Task item: Search term "JSON": please copy every line of the records below that contains it.

[Interface dataset entries]
************
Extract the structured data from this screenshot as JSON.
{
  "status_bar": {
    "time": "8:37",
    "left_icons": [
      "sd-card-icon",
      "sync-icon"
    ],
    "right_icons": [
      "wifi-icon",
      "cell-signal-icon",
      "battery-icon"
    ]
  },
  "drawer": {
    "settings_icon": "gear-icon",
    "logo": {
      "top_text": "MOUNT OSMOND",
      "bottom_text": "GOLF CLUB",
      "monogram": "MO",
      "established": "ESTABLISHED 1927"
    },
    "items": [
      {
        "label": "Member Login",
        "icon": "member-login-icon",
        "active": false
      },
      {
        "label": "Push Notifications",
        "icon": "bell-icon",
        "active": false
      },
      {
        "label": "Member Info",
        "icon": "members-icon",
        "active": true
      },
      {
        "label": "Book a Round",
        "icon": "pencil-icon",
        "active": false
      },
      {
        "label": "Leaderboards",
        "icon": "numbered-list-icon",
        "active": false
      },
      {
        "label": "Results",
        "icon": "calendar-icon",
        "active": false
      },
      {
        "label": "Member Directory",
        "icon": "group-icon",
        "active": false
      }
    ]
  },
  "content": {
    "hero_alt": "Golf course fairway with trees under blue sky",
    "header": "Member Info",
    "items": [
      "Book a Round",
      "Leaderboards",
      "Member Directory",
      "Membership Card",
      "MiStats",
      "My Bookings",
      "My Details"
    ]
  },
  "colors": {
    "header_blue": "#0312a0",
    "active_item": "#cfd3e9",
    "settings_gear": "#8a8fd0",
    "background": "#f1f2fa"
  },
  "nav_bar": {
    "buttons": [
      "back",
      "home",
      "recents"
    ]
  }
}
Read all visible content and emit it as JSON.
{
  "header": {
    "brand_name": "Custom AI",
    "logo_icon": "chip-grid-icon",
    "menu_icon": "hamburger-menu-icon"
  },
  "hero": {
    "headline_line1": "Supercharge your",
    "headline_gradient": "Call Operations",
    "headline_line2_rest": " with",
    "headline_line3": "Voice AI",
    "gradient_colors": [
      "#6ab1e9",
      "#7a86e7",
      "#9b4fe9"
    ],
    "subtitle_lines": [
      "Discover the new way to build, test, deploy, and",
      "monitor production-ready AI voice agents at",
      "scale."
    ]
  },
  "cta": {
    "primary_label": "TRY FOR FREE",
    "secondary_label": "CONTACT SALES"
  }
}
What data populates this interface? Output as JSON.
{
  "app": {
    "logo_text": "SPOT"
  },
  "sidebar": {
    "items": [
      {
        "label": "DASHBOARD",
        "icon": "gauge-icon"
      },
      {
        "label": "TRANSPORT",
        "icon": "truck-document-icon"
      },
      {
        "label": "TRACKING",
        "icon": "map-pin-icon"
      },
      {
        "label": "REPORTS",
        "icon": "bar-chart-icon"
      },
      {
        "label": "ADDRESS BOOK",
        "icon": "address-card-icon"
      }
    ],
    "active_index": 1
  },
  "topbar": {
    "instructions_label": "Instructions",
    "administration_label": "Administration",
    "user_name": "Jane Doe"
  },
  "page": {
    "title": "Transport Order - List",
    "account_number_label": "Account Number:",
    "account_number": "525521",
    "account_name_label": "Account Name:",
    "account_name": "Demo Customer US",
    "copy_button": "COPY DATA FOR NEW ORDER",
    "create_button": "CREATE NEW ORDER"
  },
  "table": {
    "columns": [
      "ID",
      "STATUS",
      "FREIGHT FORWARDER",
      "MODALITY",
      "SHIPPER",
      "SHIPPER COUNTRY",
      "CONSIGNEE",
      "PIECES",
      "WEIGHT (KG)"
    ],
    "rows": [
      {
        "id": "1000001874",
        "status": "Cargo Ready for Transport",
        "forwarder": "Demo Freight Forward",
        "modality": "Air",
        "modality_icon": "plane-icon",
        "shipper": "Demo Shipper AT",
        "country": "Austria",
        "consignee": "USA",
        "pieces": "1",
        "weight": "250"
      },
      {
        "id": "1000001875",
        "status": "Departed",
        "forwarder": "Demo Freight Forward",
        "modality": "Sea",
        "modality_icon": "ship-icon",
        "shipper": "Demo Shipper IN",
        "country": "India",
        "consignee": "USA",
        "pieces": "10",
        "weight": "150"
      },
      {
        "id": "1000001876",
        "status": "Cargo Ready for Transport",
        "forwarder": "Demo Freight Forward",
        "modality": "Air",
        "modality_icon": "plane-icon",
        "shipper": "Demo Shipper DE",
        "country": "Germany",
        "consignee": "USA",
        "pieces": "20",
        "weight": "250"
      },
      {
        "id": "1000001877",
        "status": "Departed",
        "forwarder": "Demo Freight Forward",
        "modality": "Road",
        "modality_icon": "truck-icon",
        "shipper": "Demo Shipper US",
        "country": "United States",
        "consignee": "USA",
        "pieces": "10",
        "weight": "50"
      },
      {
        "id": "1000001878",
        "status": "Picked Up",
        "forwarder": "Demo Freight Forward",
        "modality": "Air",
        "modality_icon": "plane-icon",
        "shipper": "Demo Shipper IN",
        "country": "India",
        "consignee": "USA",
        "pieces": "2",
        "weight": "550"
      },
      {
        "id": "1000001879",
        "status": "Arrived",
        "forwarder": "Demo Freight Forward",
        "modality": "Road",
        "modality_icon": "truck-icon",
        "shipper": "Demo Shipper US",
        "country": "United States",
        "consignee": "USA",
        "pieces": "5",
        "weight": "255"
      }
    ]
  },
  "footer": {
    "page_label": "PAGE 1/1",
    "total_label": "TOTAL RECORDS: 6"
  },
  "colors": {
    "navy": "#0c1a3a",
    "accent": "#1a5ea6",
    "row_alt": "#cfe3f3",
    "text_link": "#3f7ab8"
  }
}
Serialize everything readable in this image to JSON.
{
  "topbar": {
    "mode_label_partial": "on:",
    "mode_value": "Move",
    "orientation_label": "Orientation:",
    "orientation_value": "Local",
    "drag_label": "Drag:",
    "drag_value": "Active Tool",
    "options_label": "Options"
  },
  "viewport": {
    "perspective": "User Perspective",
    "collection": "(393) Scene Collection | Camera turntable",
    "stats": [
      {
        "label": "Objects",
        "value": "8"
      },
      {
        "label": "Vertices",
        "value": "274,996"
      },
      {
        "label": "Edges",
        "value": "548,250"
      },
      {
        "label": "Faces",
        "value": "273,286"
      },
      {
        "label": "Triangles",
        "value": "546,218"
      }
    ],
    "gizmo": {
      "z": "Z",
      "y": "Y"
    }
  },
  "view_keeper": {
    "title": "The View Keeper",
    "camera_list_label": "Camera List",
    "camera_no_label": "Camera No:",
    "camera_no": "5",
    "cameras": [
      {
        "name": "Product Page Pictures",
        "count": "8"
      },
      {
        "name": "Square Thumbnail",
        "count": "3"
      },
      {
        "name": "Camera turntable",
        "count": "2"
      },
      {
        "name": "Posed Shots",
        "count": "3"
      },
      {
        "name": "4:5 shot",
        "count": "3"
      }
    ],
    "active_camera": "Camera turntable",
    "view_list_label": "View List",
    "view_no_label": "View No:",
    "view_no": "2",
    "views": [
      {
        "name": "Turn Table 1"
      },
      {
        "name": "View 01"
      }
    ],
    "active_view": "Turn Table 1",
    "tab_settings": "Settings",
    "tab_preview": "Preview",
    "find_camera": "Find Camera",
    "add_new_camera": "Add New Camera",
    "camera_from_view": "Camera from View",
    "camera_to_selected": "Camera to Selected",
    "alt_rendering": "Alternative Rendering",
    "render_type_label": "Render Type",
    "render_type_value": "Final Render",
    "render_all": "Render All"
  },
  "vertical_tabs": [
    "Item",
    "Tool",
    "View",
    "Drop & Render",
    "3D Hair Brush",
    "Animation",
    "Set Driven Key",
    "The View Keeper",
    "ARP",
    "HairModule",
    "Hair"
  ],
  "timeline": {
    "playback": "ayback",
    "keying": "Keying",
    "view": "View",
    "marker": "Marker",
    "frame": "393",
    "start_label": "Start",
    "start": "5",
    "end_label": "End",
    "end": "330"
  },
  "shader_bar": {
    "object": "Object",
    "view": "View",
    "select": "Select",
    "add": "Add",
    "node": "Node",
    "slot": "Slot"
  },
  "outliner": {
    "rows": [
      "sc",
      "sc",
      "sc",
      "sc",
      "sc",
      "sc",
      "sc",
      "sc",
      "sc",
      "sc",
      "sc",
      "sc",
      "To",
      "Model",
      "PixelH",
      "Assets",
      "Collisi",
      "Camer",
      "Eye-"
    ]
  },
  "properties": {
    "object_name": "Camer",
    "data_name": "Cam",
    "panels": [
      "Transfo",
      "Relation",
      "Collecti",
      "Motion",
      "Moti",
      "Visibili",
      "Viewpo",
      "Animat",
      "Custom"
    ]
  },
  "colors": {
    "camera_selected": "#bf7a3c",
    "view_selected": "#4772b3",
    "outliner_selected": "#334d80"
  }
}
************
Response below:
Extract the structured data from this screenshot as JSON.
Read all visible content and emit it as JSON.
What data populates this interface? Output as JSON.
Serialize everything readable in this image to JSON.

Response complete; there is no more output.